• **Action item**: Report each line of the records where "riding" occurs.
··· Stored data ···
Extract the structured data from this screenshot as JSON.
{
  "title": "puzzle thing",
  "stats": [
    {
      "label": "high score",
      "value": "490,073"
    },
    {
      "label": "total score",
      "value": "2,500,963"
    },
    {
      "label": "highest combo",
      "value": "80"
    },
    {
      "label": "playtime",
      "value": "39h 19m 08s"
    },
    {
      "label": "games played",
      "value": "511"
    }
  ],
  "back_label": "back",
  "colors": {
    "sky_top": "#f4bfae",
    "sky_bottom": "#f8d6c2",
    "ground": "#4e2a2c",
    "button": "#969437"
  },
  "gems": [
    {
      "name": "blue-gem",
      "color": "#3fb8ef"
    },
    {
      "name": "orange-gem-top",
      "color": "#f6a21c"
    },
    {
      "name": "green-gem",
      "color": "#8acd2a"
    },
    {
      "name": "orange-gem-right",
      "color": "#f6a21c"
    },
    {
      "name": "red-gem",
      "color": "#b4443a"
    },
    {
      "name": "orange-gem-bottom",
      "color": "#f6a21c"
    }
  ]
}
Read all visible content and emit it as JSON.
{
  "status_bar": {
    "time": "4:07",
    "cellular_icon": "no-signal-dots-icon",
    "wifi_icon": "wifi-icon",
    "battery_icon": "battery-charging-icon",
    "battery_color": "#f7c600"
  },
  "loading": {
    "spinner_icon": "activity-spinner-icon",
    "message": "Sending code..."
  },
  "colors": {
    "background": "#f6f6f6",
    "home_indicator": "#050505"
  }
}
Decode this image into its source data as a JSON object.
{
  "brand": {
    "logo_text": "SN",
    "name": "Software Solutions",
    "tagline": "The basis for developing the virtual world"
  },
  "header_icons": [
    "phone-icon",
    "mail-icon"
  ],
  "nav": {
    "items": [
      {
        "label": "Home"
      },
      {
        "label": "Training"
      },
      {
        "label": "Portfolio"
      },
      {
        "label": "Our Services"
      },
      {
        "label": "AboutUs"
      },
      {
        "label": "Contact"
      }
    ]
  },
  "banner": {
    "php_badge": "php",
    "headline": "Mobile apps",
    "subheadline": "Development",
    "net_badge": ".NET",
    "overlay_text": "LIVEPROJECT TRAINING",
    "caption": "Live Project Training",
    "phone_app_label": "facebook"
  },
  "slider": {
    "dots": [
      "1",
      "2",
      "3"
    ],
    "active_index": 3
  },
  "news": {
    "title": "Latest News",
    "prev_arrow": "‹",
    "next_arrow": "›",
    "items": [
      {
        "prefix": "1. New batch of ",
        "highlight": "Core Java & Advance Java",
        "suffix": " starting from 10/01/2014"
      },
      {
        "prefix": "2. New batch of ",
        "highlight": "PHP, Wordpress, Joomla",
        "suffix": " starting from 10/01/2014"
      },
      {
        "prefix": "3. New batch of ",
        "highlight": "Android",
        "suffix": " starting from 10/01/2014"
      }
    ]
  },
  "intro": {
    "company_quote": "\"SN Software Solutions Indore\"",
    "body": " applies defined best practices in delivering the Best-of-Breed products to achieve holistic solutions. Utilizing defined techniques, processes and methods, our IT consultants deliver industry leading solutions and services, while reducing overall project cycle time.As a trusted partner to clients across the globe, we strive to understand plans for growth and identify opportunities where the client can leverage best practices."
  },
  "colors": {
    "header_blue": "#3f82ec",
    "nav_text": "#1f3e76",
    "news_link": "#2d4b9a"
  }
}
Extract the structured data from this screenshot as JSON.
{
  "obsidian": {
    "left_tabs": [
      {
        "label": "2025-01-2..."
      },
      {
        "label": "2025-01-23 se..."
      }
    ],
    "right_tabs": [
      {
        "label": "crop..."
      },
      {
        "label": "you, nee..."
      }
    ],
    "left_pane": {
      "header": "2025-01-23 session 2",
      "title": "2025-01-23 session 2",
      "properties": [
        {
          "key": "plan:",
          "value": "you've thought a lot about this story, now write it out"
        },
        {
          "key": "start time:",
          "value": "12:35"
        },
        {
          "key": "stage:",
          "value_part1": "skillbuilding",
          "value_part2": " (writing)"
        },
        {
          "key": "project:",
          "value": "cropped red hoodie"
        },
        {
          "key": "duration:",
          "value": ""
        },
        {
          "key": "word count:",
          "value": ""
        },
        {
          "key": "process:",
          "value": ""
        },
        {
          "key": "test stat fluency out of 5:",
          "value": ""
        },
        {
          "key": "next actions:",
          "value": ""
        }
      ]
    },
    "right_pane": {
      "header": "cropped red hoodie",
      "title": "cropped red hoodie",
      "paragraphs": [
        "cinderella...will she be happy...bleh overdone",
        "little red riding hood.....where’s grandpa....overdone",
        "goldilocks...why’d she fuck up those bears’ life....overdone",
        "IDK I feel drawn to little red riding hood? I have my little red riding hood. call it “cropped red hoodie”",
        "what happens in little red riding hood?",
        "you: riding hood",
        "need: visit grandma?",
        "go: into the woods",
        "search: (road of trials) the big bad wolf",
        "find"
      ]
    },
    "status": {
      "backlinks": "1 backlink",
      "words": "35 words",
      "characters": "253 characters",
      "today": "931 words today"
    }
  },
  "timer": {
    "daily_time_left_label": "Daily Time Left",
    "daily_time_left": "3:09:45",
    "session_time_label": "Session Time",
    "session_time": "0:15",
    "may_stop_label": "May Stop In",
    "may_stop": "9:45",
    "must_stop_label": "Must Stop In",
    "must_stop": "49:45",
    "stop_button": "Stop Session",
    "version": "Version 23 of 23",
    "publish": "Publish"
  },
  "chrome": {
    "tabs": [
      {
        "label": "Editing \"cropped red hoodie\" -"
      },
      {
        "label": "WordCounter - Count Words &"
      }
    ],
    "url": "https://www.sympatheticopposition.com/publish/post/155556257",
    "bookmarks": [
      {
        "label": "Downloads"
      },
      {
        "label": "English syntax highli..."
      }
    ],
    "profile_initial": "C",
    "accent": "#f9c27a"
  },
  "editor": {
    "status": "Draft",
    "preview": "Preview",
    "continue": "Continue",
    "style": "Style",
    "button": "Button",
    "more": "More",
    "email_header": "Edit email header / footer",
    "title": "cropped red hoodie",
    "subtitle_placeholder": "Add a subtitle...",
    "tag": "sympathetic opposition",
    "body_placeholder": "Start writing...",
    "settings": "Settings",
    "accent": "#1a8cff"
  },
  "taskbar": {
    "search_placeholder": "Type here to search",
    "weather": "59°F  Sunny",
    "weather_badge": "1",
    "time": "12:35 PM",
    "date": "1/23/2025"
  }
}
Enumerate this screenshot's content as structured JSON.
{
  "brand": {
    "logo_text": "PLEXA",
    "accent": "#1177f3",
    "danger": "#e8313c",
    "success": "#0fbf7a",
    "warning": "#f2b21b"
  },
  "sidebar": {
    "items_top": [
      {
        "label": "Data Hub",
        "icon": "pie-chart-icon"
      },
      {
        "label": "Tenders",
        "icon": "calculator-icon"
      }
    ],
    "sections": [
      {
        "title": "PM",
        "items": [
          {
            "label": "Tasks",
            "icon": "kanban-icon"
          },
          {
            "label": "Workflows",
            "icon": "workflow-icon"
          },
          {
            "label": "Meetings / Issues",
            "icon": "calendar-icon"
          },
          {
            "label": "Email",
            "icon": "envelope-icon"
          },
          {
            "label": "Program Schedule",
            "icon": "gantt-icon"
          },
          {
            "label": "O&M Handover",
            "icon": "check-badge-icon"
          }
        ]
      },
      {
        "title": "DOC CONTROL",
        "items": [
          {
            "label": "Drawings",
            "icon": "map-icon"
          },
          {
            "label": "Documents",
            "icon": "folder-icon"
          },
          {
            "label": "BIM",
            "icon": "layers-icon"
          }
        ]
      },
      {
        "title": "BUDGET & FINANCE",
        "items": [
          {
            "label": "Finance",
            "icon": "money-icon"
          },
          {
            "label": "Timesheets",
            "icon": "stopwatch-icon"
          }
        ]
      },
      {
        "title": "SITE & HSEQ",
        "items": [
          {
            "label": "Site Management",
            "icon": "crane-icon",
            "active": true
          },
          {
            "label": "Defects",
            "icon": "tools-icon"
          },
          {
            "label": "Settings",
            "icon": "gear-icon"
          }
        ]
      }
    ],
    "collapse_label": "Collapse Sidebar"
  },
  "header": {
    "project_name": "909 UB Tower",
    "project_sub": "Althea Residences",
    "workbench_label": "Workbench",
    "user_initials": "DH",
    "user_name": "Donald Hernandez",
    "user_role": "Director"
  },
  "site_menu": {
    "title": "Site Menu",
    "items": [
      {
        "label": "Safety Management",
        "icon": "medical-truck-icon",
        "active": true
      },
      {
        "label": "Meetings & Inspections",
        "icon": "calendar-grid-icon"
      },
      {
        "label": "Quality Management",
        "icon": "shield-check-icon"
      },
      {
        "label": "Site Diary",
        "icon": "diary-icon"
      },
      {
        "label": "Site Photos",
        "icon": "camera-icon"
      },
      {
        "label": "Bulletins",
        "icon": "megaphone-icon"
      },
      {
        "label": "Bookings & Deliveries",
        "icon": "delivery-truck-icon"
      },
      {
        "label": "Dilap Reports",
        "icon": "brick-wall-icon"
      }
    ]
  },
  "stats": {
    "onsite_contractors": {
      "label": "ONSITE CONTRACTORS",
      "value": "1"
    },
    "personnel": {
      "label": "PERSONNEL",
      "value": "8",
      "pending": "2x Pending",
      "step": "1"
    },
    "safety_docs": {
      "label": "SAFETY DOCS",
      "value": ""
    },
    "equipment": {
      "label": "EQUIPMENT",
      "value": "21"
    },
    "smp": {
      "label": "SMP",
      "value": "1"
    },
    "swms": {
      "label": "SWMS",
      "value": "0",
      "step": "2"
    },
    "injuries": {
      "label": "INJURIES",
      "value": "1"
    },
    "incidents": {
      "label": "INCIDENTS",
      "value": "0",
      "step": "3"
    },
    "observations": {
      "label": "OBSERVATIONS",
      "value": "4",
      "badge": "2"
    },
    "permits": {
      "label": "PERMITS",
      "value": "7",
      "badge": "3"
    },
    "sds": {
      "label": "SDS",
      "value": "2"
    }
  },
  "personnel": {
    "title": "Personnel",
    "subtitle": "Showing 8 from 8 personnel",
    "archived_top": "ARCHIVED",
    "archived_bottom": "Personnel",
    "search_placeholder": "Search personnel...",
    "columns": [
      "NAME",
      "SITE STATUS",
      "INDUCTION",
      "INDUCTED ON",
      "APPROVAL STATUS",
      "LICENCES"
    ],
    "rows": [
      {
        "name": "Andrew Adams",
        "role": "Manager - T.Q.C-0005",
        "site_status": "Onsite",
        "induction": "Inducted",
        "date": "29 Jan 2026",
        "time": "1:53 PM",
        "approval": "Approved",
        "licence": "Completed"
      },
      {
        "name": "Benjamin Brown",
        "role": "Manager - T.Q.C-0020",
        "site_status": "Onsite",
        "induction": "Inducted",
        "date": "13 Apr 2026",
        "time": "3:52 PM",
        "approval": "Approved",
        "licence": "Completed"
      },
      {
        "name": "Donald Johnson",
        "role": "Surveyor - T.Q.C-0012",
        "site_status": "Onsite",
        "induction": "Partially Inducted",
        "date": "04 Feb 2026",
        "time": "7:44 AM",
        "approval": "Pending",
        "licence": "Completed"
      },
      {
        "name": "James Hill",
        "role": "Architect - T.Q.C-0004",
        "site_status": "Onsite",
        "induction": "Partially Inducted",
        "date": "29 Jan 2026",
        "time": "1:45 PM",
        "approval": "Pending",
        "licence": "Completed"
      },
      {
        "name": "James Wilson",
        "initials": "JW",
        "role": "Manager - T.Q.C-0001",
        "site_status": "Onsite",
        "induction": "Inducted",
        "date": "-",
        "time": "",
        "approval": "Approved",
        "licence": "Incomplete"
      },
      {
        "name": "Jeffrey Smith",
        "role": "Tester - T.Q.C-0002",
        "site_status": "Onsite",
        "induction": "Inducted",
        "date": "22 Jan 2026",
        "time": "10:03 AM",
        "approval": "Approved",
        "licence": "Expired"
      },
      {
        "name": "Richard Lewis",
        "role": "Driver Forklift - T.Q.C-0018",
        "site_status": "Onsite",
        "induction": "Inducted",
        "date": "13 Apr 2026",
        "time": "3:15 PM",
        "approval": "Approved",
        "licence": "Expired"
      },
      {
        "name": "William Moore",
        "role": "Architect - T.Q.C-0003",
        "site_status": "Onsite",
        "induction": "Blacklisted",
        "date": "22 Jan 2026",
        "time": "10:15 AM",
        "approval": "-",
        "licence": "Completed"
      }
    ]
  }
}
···
• **Output of the task**:
        "little red riding hood.....where’s grandpa....overdone",
        "IDK I feel drawn to little red riding hood? I have my little red riding hood. call it “cropped red hoodie”",
        "what happens in little red riding hood?",
        "you: riding hood",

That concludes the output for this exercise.